Return each line of the entries that mentions the word "Windows".
(Beginning of Material provided)
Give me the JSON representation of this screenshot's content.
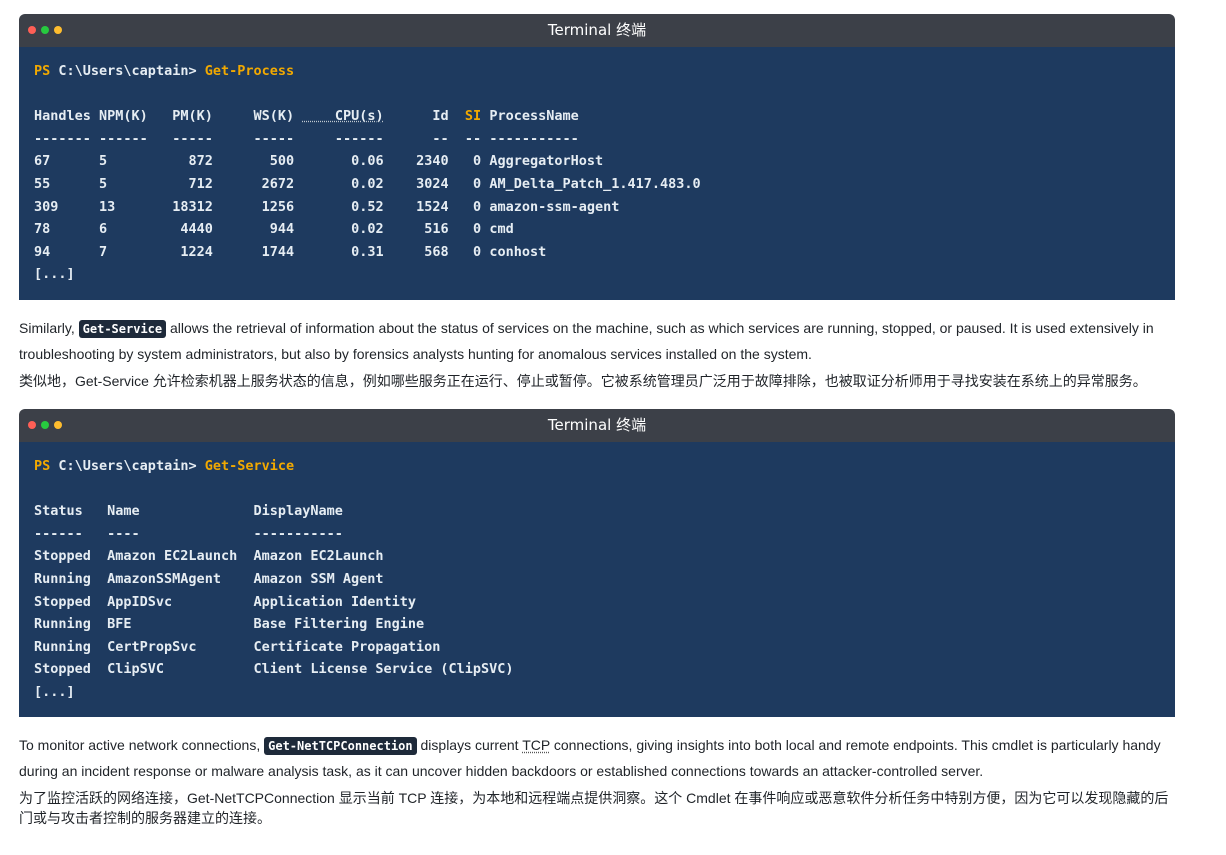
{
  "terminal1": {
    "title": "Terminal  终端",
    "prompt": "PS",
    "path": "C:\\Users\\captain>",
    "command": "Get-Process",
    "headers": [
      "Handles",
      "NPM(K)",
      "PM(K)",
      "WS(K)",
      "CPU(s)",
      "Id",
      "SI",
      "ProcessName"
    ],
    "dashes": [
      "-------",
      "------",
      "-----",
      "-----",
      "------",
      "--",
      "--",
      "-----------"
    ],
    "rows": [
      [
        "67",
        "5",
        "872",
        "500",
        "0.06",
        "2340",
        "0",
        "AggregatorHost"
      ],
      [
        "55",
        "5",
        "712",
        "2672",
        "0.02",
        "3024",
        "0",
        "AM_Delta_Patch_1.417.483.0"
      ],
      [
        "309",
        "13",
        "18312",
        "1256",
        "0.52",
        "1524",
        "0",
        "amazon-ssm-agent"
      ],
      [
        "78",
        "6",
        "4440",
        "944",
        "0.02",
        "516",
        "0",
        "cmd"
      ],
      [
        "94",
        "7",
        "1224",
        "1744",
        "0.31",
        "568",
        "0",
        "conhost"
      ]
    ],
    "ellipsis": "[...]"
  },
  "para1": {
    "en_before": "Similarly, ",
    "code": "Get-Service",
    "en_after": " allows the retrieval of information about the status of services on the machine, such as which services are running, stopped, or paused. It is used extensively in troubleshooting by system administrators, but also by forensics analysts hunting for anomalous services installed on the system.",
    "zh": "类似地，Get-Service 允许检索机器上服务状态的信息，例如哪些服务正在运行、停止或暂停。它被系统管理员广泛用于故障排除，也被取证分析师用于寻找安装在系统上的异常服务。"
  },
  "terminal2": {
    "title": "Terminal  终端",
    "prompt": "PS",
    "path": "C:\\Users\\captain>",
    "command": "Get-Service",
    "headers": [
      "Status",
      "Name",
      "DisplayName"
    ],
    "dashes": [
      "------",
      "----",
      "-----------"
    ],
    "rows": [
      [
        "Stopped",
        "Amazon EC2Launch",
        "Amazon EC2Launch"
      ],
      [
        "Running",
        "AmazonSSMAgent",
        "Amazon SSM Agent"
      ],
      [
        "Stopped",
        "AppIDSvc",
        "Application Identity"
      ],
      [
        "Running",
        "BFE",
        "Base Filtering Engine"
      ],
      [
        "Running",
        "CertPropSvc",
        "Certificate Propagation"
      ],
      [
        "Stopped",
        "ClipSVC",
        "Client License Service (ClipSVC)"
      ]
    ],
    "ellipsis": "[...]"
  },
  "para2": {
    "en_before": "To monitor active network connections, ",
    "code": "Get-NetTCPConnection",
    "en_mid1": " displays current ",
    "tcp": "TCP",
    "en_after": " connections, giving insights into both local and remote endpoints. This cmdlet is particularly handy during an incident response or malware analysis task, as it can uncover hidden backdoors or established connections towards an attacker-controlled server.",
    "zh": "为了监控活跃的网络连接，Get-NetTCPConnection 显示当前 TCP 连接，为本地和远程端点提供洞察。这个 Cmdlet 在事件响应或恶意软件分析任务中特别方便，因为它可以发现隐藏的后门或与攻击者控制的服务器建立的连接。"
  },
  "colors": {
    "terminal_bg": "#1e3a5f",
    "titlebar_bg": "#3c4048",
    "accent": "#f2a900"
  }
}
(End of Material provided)
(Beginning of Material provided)
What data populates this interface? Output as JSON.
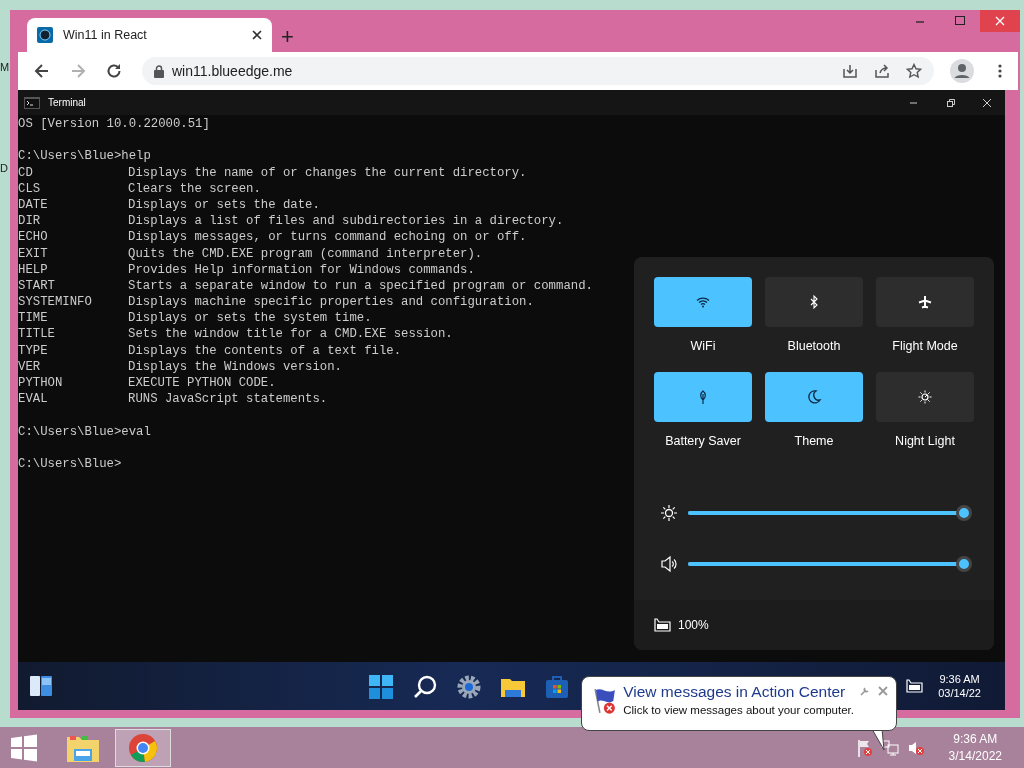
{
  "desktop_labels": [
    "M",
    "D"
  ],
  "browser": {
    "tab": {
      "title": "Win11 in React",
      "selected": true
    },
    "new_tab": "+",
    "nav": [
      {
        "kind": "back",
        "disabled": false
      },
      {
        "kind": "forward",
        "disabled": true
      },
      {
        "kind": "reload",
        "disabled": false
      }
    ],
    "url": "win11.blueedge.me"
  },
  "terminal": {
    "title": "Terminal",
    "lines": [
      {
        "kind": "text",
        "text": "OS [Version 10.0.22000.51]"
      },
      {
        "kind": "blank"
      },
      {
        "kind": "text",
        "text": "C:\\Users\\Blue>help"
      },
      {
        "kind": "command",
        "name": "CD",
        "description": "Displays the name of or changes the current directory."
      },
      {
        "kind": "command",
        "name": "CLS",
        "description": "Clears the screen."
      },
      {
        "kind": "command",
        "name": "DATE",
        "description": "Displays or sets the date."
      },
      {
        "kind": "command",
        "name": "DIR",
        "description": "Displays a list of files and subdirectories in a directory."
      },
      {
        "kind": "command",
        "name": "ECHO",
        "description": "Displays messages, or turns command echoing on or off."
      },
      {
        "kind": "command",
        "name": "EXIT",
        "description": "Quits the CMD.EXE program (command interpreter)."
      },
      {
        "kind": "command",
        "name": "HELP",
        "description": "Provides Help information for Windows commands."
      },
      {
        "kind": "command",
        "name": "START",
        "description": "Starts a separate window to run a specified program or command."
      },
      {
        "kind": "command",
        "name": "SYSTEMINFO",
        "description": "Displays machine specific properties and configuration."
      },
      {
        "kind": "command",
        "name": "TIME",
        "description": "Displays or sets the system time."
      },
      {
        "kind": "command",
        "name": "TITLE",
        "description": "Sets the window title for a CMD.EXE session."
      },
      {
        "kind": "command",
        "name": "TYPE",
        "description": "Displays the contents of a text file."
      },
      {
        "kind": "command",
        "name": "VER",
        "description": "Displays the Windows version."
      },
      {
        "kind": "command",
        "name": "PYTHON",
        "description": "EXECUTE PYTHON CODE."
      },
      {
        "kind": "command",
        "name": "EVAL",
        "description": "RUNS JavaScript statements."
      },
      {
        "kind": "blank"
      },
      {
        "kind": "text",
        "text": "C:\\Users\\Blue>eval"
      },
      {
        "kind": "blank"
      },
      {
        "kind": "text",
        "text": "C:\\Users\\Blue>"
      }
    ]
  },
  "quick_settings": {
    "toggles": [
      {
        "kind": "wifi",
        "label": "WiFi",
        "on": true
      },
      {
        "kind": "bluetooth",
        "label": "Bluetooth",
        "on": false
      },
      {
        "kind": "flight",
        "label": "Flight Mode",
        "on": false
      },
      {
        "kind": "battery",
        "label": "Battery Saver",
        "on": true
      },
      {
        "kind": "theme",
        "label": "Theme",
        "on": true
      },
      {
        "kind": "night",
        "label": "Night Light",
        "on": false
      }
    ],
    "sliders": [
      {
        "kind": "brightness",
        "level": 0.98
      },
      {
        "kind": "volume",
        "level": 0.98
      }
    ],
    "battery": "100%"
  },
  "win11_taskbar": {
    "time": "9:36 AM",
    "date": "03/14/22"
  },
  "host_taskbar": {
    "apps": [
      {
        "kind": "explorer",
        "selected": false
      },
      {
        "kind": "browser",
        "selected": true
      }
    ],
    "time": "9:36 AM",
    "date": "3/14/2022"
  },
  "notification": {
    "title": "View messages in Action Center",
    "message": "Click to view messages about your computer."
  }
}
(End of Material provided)
*Response area:*
        "description": "Provides Help information for Windows commands."
        "description": "Displays the Windows version."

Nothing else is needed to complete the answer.